The San Francisco Chronicle has undergone radical transformations over the last several years. It has had to. In 2009, its readership dropped faster than any other newspaper in the country – 50 percent in just three years. While its reporters continue to win awards for their investigative journalism, the number of people actually reading that work in the paper has declined precipitously.
The digital age is dramatically disrupting the newspaper industry. Despite being in the backyard of Silicon Valley, the Chronicle has been slow to respond. In a recent ranking of the country’s most popular newspaper websites, The Huffington Post named the Washington Post as number one. The San Francisco Chronicle didn’t even make the top ten.

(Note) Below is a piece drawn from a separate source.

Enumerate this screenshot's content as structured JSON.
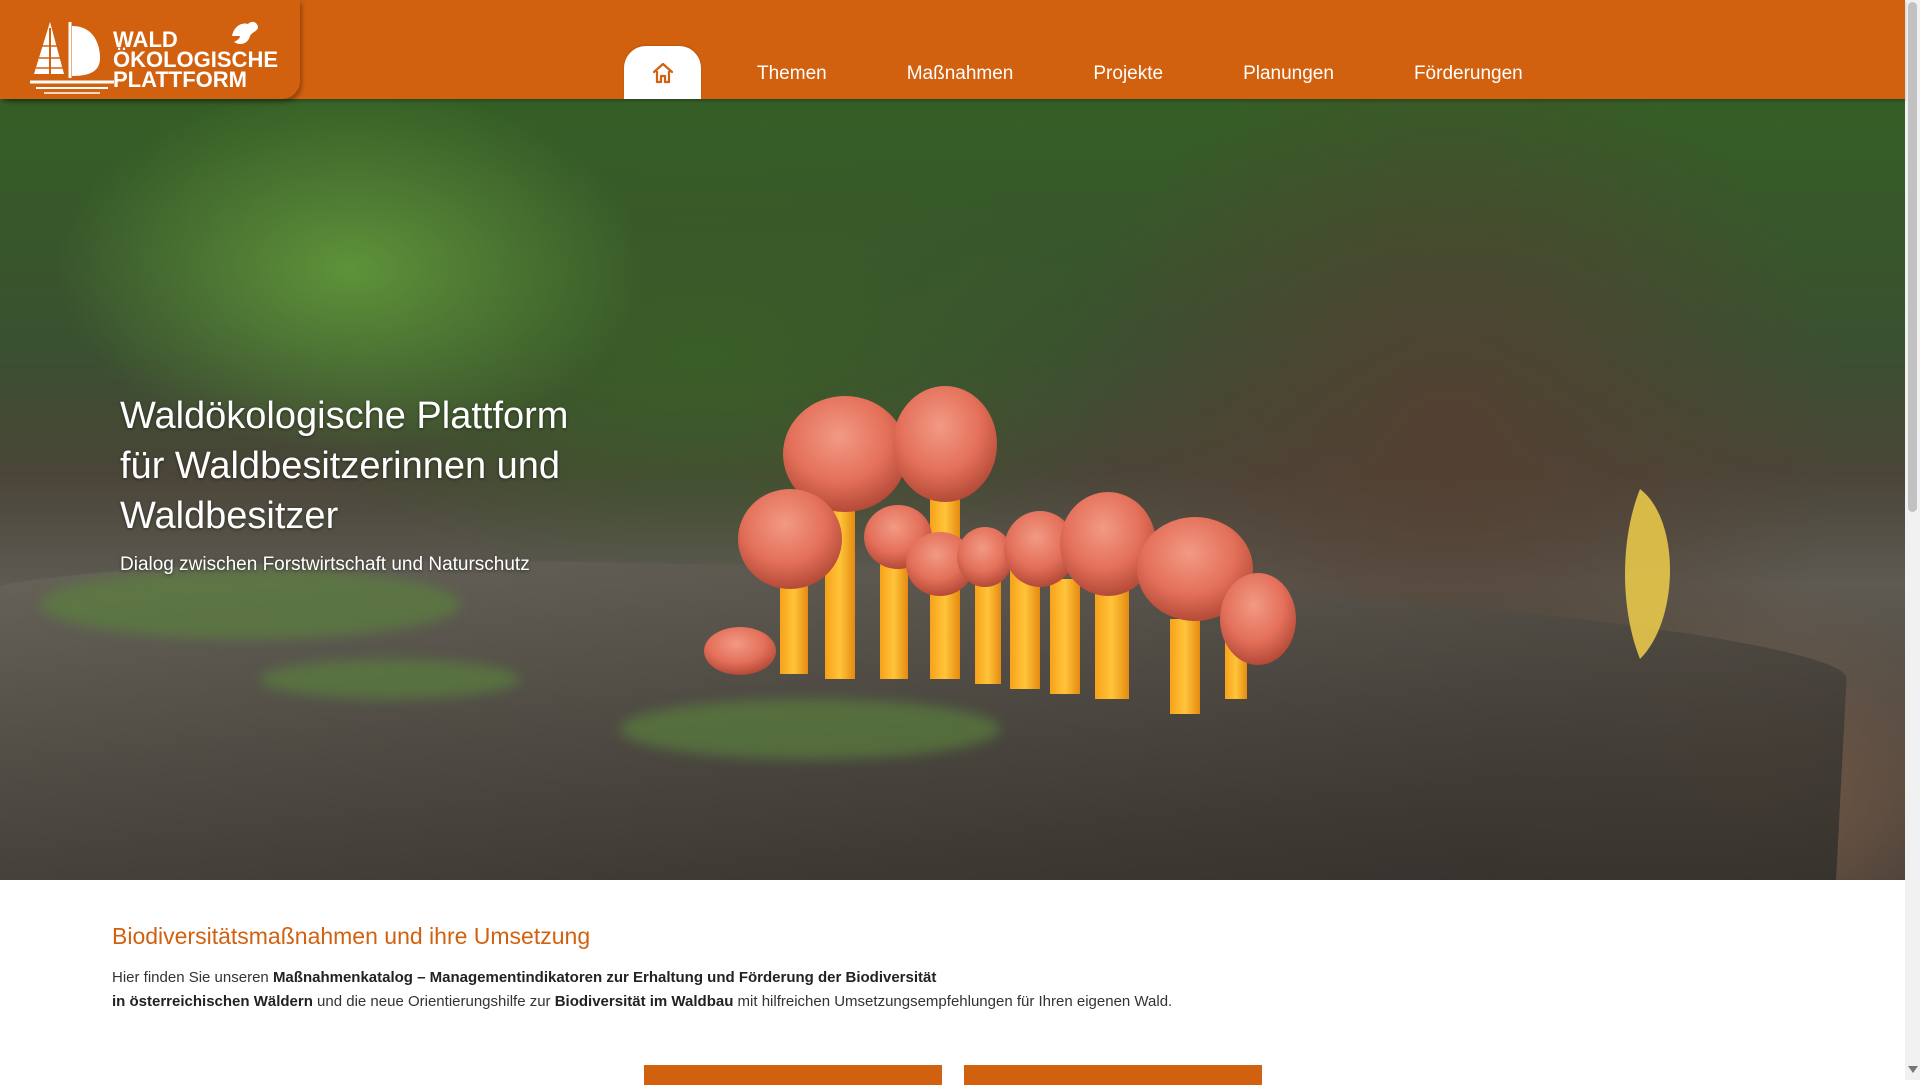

Enter Audrey Cooper. The 37-year-old journalist was recently named to be the San Francisco Chronicle's editor in chief. She's the first woman, to take the role. And as she told KALW's Ben Trefny in the Chronicle's offices, she has radical ideas for shaking up the old organization.

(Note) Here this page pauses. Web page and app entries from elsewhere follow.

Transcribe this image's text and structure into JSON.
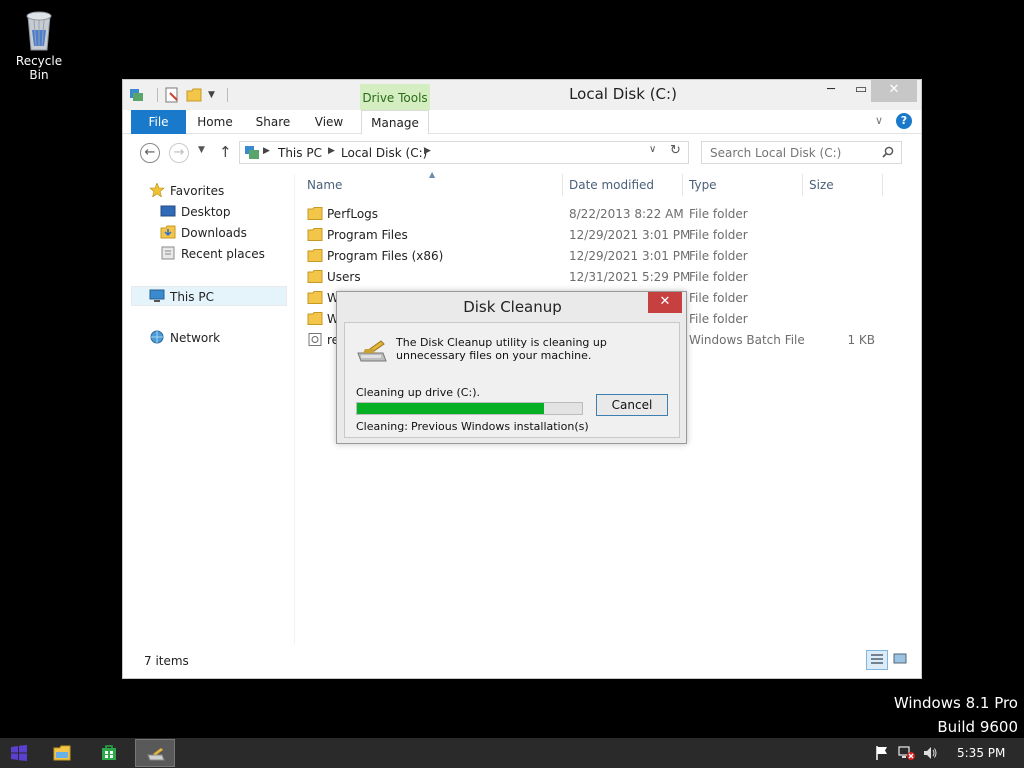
{
  "desktop": {
    "recycle_bin_label": "Recycle Bin",
    "watermark_line1": "Windows 8.1 Pro",
    "watermark_line2": "Build 9600"
  },
  "explorer": {
    "title": "Local Disk (C:)",
    "contextual_tab_group": "Drive Tools",
    "ribbon_tabs": [
      "File",
      "Home",
      "Share",
      "View",
      "Manage"
    ],
    "address_crumbs": [
      "This PC",
      "Local Disk (C:)"
    ],
    "search_placeholder": "Search Local Disk (C:)",
    "nav": {
      "favorites": "Favorites",
      "desktop": "Desktop",
      "downloads": "Downloads",
      "recent": "Recent places",
      "this_pc": "This PC",
      "network": "Network"
    },
    "columns": [
      "Name",
      "Date modified",
      "Type",
      "Size"
    ],
    "files": [
      {
        "name": "PerfLogs",
        "date": "8/22/2013 8:22 AM",
        "type": "File folder",
        "size": ""
      },
      {
        "name": "Program Files",
        "date": "12/29/2021 3:01 PM",
        "type": "File folder",
        "size": ""
      },
      {
        "name": "Program Files (x86)",
        "date": "12/29/2021 3:01 PM",
        "type": "File folder",
        "size": ""
      },
      {
        "name": "Users",
        "date": "12/31/2021 5:29 PM",
        "type": "File folder",
        "size": ""
      },
      {
        "name": "W",
        "date": "",
        "type": "File folder",
        "size": ""
      },
      {
        "name": "W",
        "date": "",
        "type": "File folder",
        "size": ""
      },
      {
        "name": "re",
        "date": "",
        "type": "Windows Batch File",
        "size": "1 KB"
      }
    ],
    "status_count": "7 items"
  },
  "dialog": {
    "title": "Disk Cleanup",
    "message": "The Disk Cleanup utility is cleaning up unnecessary files on your machine.",
    "drive_text": "Cleaning up drive  (C:).",
    "progress_fraction": 0.83,
    "cancel_label": "Cancel",
    "cleaning_label": "Cleaning:",
    "cleaning_value": "Previous Windows installation(s)",
    "progress_color": "#06b025"
  },
  "taskbar": {
    "clock": "5:35 PM",
    "accent": "#5a3fd0"
  },
  "icons": [
    "recycle-bin-icon",
    "folder-icon",
    "pc-icon",
    "star-icon",
    "desktop-icon",
    "downloads-icon",
    "recent-icon",
    "network-icon",
    "batch-file-icon",
    "search-icon",
    "disk-cleanup-icon",
    "windows-start-icon",
    "file-explorer-icon",
    "store-icon",
    "flag-icon",
    "network-error-icon",
    "speaker-icon"
  ]
}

AUDREY COOPER: I think it's easy to bemoan the death and say, "Oh we should have done this before." It doesn't do any good and it just convinces our readers and our advertisers that we're irrelevant.
Click the audio player above to listen to the interview.

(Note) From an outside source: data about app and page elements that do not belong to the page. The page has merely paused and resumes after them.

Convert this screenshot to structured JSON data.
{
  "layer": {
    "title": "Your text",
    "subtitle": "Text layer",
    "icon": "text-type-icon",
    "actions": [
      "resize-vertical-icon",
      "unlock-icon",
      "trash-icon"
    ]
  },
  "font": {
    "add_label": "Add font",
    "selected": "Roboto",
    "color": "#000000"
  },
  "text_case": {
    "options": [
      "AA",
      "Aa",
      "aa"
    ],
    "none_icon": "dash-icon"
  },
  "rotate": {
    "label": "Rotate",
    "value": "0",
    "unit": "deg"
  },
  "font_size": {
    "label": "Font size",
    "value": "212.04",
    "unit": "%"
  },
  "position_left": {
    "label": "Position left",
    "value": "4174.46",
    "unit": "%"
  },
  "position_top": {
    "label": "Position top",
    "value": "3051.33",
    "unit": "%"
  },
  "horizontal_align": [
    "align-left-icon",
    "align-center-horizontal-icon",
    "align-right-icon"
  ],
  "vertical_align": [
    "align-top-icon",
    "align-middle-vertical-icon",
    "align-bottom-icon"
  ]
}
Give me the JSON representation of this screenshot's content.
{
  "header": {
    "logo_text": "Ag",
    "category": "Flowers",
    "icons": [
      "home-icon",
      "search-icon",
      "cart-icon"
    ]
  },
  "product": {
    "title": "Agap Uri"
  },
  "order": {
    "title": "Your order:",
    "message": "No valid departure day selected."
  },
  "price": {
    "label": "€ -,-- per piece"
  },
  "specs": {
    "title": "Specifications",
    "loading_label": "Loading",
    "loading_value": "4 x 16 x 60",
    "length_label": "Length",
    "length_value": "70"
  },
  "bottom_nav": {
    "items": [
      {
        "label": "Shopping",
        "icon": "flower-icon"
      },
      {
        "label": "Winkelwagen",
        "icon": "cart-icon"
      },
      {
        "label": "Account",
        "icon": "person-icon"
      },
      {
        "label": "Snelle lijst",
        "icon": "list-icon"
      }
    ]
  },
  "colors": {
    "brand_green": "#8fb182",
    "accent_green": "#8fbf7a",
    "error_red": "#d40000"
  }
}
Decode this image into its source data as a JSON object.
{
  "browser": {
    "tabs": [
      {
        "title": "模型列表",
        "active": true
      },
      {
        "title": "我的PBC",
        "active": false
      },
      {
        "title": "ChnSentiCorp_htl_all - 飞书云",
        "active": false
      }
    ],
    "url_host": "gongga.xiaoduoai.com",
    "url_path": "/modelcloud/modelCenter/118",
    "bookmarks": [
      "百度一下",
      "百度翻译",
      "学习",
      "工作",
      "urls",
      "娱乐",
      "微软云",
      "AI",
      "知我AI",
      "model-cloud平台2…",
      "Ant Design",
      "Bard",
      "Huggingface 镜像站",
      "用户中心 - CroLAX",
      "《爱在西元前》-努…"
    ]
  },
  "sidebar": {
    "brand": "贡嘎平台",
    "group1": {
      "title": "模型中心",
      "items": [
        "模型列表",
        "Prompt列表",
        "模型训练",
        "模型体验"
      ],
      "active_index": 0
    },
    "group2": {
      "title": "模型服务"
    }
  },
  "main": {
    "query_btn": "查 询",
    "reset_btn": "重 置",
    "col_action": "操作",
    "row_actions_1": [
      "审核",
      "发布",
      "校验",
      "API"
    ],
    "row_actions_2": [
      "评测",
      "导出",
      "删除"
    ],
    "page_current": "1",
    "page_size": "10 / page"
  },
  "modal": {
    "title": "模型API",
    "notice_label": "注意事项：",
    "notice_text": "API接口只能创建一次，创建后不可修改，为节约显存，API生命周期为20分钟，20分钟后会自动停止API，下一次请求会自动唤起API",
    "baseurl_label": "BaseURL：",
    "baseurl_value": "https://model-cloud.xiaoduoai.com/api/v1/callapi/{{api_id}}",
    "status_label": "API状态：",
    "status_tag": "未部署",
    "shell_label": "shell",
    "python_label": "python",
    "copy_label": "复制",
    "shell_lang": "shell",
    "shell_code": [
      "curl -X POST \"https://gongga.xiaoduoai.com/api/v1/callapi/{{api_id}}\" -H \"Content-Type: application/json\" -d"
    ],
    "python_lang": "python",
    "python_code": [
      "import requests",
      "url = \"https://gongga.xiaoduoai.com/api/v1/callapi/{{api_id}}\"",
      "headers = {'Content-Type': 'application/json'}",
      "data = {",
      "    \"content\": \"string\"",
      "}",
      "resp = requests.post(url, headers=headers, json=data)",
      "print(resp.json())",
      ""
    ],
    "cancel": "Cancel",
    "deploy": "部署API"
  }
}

This interview originally aired on January 23, 2014, shortly after Audrey Cooper was named managing editor of the San Francisco Chronicle.